__Directions for this task__:
The answer must restate every entry below word for word.

__Material shown__:

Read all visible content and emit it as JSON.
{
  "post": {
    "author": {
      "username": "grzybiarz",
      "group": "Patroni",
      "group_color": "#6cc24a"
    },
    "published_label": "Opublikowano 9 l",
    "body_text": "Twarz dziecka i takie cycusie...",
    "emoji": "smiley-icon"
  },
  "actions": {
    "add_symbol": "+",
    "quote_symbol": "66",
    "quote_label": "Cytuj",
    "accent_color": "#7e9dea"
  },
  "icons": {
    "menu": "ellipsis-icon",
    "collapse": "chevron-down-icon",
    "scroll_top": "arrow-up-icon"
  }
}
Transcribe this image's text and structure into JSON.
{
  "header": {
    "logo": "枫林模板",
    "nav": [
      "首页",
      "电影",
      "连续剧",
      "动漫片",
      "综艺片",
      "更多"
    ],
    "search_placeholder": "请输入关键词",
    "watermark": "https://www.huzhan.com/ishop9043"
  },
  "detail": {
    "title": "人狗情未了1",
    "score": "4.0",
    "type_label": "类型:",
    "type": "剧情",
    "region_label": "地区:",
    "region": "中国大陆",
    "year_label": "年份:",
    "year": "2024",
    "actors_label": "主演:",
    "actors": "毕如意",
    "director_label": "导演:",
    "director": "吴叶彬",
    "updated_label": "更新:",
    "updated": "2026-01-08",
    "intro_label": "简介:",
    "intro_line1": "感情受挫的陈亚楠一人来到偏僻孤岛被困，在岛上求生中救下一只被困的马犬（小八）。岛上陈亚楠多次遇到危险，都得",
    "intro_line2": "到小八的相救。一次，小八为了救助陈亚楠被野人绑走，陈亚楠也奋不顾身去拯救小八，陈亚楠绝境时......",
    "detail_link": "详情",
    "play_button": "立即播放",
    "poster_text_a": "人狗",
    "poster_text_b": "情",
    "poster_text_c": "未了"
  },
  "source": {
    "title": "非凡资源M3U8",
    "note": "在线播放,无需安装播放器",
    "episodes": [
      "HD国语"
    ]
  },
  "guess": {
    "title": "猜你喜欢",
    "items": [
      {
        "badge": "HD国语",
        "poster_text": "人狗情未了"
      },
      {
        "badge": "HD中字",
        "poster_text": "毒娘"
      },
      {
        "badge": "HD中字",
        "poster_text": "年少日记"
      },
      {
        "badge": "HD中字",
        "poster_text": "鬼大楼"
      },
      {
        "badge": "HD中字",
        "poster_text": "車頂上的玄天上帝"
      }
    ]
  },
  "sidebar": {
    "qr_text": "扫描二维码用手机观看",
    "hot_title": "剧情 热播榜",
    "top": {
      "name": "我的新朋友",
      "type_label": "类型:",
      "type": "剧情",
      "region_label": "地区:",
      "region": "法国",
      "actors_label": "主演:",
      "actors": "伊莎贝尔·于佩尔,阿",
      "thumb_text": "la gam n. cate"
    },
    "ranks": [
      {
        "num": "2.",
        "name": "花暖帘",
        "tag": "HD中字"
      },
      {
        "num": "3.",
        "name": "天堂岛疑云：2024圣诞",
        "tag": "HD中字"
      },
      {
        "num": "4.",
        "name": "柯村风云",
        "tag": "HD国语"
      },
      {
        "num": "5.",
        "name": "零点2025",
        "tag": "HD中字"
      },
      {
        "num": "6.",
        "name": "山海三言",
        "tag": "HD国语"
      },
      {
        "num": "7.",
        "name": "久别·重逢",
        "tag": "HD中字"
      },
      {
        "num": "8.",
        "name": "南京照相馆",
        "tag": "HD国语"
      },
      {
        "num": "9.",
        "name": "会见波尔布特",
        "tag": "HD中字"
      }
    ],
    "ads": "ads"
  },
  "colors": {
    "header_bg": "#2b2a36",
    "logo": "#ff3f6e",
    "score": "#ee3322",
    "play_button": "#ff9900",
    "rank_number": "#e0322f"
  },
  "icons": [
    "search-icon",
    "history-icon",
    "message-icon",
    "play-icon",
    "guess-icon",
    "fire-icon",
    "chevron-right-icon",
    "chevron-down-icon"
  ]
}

__The answer__:
Read all visible content and emit it as JSON.
{
  "post": {
    "author": {
      "username": "grzybiarz",
      "group": "Patroni",
      "group_color": "#6cc24a"
    },
    "published_label": "Opublikowano 9 l",
    "body_text": "Twarz dziecka i takie cycusie...",
    "emoji": "smiley-icon"
  },
  "actions": {
    "add_symbol": "+",
    "quote_symbol": "66",
    "quote_label": "Cytuj",
    "accent_color": "#7e9dea"
  },
  "icons": {
    "menu": "ellipsis-icon",
    "collapse": "chevron-down-icon",
    "scroll_top": "arrow-up-icon"
  }
}
Transcribe this image's text and structure into JSON.
{
  "header": {
    "logo": "枫林模板",
    "nav": [
      "首页",
      "电影",
      "连续剧",
      "动漫片",
      "综艺片",
      "更多"
    ],
    "search_placeholder": "请输入关键词",
    "watermark": "https://www.huzhan.com/ishop9043"
  },
  "detail": {
    "title": "人狗情未了1",
    "score": "4.0",
    "type_label": "类型:",
    "type": "剧情",
    "region_label": "地区:",
    "region": "中国大陆",
    "year_label": "年份:",
    "year": "2024",
    "actors_label": "主演:",
    "actors": "毕如意",
    "director_label": "导演:",
    "director": "吴叶彬",
    "updated_label": "更新:",
    "updated": "2026-01-08",
    "intro_label": "简介:",
    "intro_line1": "感情受挫的陈亚楠一人来到偏僻孤岛被困，在岛上求生中救下一只被困的马犬（小八）。岛上陈亚楠多次遇到危险，都得",
    "intro_line2": "到小八的相救。一次，小八为了救助陈亚楠被野人绑走，陈亚楠也奋不顾身去拯救小八，陈亚楠绝境时......",
    "detail_link": "详情",
    "play_button": "立即播放",
    "poster_text_a": "人狗",
    "poster_text_b": "情",
    "poster_text_c": "未了"
  },
  "source": {
    "title": "非凡资源M3U8",
    "note": "在线播放,无需安装播放器",
    "episodes": [
      "HD国语"
    ]
  },
  "guess": {
    "title": "猜你喜欢",
    "items": [
      {
        "badge": "HD国语",
        "poster_text": "人狗情未了"
      },
      {
        "badge": "HD中字",
        "poster_text": "毒娘"
      },
      {
        "badge": "HD中字",
        "poster_text": "年少日记"
      },
      {
        "badge": "HD中字",
        "poster_text": "鬼大楼"
      },
      {
        "badge": "HD中字",
        "poster_text": "車頂上的玄天上帝"
      }
    ]
  },
  "sidebar": {
    "qr_text": "扫描二维码用手机观看",
    "hot_title": "剧情 热播榜",
    "top": {
      "name": "我的新朋友",
      "type_label": "类型:",
      "type": "剧情",
      "region_label": "地区:",
      "region": "法国",
      "actors_label": "主演:",
      "actors": "伊莎贝尔·于佩尔,阿",
      "thumb_text": "la gam n. cate"
    },
    "ranks": [
      {
        "num": "2.",
        "name": "花暖帘",
        "tag": "HD中字"
      },
      {
        "num": "3.",
        "name": "天堂岛疑云：2024圣诞",
        "tag": "HD中字"
      },
      {
        "num": "4.",
        "name": "柯村风云",
        "tag": "HD国语"
      },
      {
        "num": "5.",
        "name": "零点2025",
        "tag": "HD中字"
      },
      {
        "num": "6.",
        "name": "山海三言",
        "tag": "HD国语"
      },
      {
        "num": "7.",
        "name": "久别·重逢",
        "tag": "HD中字"
      },
      {
        "num": "8.",
        "name": "南京照相馆",
        "tag": "HD国语"
      },
      {
        "num": "9.",
        "name": "会见波尔布特",
        "tag": "HD中字"
      }
    ],
    "ads": "ads"
  },
  "colors": {
    "header_bg": "#2b2a36",
    "logo": "#ff3f6e",
    "score": "#ee3322",
    "play_button": "#ff9900",
    "rank_number": "#e0322f"
  },
  "icons": [
    "search-icon",
    "history-icon",
    "message-icon",
    "play-icon",
    "guess-icon",
    "fire-icon",
    "chevron-right-icon",
    "chevron-down-icon"
  ]
}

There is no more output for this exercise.